* **What you have to do**
Whenever a line of the entries below holds the string "object", copy that line and return it.

* **Given entries**
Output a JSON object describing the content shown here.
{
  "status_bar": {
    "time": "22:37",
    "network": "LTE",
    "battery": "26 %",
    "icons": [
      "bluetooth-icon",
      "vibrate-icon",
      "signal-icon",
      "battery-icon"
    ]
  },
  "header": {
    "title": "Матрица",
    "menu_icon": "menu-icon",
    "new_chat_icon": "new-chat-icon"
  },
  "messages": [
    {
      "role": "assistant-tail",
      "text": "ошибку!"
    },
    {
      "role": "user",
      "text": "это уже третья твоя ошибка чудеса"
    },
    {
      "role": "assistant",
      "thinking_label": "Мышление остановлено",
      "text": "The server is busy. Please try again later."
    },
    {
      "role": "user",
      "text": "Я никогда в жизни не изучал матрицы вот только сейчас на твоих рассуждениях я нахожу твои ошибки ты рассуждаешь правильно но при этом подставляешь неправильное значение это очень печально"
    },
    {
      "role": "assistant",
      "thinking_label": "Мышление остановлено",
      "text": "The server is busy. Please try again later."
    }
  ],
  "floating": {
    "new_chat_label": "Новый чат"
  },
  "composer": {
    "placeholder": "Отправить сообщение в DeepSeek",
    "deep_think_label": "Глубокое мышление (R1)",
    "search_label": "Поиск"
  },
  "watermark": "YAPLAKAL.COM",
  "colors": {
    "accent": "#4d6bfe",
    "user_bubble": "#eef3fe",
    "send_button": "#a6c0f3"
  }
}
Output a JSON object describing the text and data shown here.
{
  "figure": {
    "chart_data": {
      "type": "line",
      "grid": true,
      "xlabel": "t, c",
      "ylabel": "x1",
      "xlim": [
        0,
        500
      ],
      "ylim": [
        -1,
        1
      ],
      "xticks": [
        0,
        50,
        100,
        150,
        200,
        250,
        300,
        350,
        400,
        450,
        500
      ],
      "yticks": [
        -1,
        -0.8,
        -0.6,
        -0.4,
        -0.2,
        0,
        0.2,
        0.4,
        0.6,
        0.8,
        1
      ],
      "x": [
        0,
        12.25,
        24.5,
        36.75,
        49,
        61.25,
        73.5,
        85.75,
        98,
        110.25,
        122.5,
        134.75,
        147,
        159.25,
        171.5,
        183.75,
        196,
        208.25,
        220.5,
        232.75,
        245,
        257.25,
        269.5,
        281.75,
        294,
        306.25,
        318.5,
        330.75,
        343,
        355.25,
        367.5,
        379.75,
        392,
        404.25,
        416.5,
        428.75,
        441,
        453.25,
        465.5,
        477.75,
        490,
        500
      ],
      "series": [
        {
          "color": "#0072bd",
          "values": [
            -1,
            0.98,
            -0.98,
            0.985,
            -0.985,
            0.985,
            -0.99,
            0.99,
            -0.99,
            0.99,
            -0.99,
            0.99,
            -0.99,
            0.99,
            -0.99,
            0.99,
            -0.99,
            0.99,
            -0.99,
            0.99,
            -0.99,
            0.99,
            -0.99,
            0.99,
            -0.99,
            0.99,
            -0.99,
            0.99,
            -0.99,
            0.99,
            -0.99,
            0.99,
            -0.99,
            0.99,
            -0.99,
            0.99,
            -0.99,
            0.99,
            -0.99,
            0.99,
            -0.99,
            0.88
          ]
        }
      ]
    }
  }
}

* **The completed task**
Output a JSON object describing the content shown here.
Output a JSON object describing the text and data shown here.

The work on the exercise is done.